*** Excerpted records ***
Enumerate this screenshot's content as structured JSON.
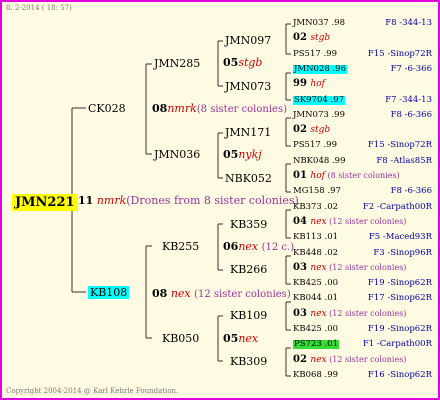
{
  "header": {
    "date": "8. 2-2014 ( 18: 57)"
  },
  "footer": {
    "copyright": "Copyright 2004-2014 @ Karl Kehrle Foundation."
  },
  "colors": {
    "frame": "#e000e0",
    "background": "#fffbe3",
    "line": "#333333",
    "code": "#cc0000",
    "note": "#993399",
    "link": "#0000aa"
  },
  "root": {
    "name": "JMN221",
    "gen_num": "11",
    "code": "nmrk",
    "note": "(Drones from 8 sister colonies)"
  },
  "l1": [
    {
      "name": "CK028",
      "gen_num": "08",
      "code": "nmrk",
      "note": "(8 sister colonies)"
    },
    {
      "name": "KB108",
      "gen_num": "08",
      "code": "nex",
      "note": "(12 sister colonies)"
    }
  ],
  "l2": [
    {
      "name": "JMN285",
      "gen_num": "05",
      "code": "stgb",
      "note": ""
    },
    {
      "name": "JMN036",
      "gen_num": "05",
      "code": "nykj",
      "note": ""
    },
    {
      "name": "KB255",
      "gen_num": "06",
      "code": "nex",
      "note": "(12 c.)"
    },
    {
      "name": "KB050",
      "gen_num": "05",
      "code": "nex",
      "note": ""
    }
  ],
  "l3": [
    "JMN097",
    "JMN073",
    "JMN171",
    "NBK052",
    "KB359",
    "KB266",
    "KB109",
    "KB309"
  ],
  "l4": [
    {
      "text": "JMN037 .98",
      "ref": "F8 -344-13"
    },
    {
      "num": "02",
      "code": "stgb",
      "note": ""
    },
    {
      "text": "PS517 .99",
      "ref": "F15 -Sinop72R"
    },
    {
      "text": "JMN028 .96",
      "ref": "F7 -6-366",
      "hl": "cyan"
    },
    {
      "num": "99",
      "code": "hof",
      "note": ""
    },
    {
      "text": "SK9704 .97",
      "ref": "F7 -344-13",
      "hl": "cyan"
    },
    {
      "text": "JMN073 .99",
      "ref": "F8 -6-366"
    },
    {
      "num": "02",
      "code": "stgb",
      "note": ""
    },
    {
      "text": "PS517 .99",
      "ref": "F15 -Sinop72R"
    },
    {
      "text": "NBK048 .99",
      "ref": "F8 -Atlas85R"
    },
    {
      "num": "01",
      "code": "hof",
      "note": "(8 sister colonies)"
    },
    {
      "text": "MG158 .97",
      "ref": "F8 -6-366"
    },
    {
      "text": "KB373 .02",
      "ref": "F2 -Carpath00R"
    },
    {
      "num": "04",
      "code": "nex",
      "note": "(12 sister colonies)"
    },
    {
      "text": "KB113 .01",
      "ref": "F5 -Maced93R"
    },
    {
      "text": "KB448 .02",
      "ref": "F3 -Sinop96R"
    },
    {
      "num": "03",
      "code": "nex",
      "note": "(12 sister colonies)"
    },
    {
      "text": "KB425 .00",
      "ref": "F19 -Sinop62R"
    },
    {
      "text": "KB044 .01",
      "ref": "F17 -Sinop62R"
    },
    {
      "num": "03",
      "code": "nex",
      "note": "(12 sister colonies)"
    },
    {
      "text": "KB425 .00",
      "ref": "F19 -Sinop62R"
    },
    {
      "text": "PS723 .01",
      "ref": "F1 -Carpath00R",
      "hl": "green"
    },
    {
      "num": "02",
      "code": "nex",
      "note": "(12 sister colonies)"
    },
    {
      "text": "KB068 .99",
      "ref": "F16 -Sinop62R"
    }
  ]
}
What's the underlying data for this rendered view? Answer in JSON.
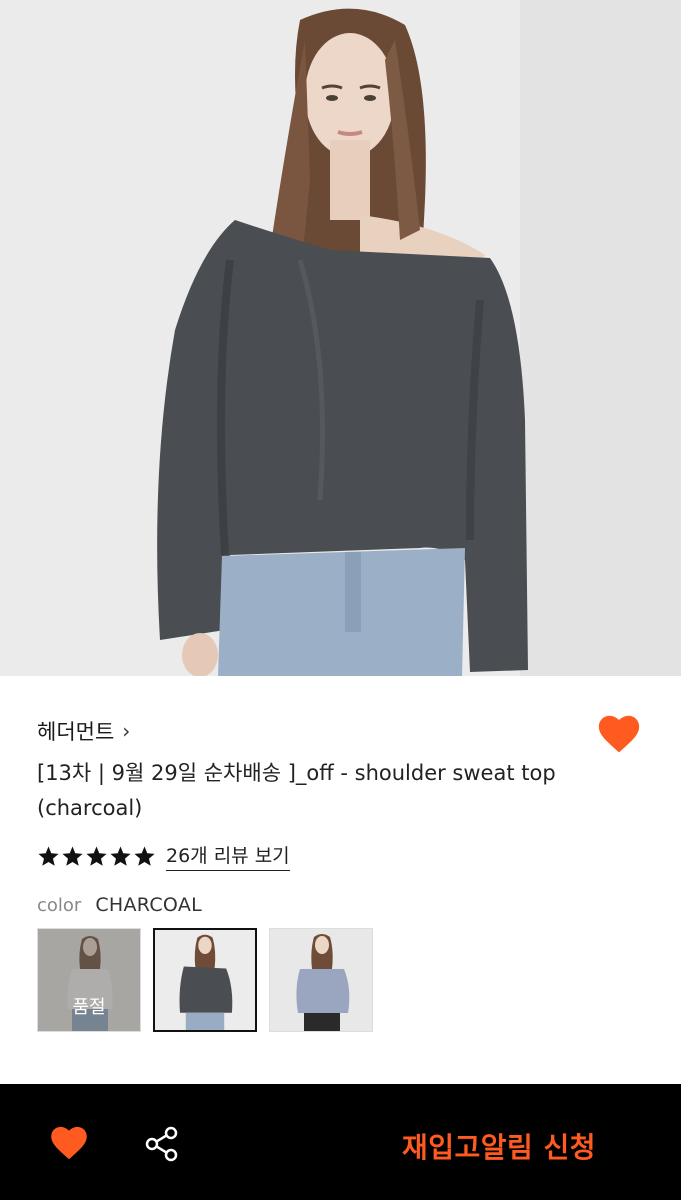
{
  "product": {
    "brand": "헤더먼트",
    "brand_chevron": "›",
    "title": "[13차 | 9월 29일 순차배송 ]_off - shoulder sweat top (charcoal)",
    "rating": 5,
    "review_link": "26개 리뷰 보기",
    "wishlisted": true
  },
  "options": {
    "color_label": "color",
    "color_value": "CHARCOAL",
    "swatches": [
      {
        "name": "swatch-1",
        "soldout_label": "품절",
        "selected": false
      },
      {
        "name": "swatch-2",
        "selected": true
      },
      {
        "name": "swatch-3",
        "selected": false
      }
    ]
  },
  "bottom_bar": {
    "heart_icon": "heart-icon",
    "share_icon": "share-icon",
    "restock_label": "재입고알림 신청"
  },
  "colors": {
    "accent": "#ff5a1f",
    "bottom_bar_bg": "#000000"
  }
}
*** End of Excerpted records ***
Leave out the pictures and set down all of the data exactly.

**Exercise result:**
Enumerate this screenshot's content as structured JSON.
{
  "header": {
    "date": "8. 2-2014 ( 18: 57)"
  },
  "footer": {
    "copyright": "Copyright 2004-2014 @ Karl Kehrle Foundation."
  },
  "colors": {
    "frame": "#e000e0",
    "background": "#fffbe3",
    "line": "#333333",
    "code": "#cc0000",
    "note": "#993399",
    "link": "#0000aa"
  },
  "root": {
    "name": "JMN221",
    "gen_num": "11",
    "code": "nmrk",
    "note": "(Drones from 8 sister colonies)"
  },
  "l1": [
    {
      "name": "CK028",
      "gen_num": "08",
      "code": "nmrk",
      "note": "(8 sister colonies)"
    },
    {
      "name": "KB108",
      "gen_num": "08",
      "code": "nex",
      "note": "(12 sister colonies)"
    }
  ],
  "l2": [
    {
      "name": "JMN285",
      "gen_num": "05",
      "code": "stgb",
      "note": ""
    },
    {
      "name": "JMN036",
      "gen_num": "05",
      "code": "nykj",
      "note": ""
    },
    {
      "name": "KB255",
      "gen_num": "06",
      "code": "nex",
      "note": "(12 c.)"
    },
    {
      "name": "KB050",
      "gen_num": "05",
      "code": "nex",
      "note": ""
    }
  ],
  "l3": [
    "JMN097",
    "JMN073",
    "JMN171",
    "NBK052",
    "KB359",
    "KB266",
    "KB109",
    "KB309"
  ],
  "l4": [
    {
      "text": "JMN037 .98",
      "ref": "F8 -344-13"
    },
    {
      "num": "02",
      "code": "stgb",
      "note": ""
    },
    {
      "text": "PS517 .99",
      "ref": "F15 -Sinop72R"
    },
    {
      "text": "JMN028 .96",
      "ref": "F7 -6-366",
      "hl": "cyan"
    },
    {
      "num": "99",
      "code": "hof",
      "note": ""
    },
    {
      "text": "SK9704 .97",
      "ref": "F7 -344-13",
      "hl": "cyan"
    },
    {
      "text": "JMN073 .99",
      "ref": "F8 -6-366"
    },
    {
      "num": "02",
      "code": "stgb",
      "note": ""
    },
    {
      "text": "PS517 .99",
      "ref": "F15 -Sinop72R"
    },
    {
      "text": "NBK048 .99",
      "ref": "F8 -Atlas85R"
    },
    {
      "num": "01",
      "code": "hof",
      "note": "(8 sister colonies)"
    },
    {
      "text": "MG158 .97",
      "ref": "F8 -6-366"
    },
    {
      "text": "KB373 .02",
      "ref": "F2 -Carpath00R"
    },
    {
      "num": "04",
      "code": "nex",
      "note": "(12 sister colonies)"
    },
    {
      "text": "KB113 .01",
      "ref": "F5 -Maced93R"
    },
    {
      "text": "KB448 .02",
      "ref": "F3 -Sinop96R"
    },
    {
      "num": "03",
      "code": "nex",
      "note": "(12 sister colonies)"
    },
    {
      "text": "KB425 .00",
      "ref": "F19 -Sinop62R"
    },
    {
      "text": "KB044 .01",
      "ref": "F17 -Sinop62R"
    },
    {
      "num": "03",
      "code": "nex",
      "note": "(12 sister colonies)"
    },
    {
      "text": "KB425 .00",
      "ref": "F19 -Sinop62R"
    },
    {
      "text": "PS723 .01",
      "ref": "F1 -Carpath00R",
      "hl": "green"
    },
    {
      "num": "02",
      "code": "nex",
      "note": "(12 sister colonies)"
    },
    {
      "text": "KB068 .99",
      "ref": "F16 -Sinop62R"
    }
  ]
}
What's the underlying data for this rendered view? Answer in JSON.
{
  "product": {
    "brand": "헤더먼트",
    "brand_chevron": "›",
    "title": "[13차 | 9월 29일 순차배송 ]_off - shoulder sweat top (charcoal)",
    "rating": 5,
    "review_link": "26개 리뷰 보기",
    "wishlisted": true
  },
  "options": {
    "color_label": "color",
    "color_value": "CHARCOAL",
    "swatches": [
      {
        "name": "swatch-1",
        "soldout_label": "품절",
        "selected": false
      },
      {
        "name": "swatch-2",
        "selected": true
      },
      {
        "name": "swatch-3",
        "selected": false
      }
    ]
  },
  "bottom_bar": {
    "heart_icon": "heart-icon",
    "share_icon": "share-icon",
    "restock_label": "재입고알림 신청"
  },
  "colors": {
    "accent": "#ff5a1f",
    "bottom_bar_bg": "#000000"
  }
}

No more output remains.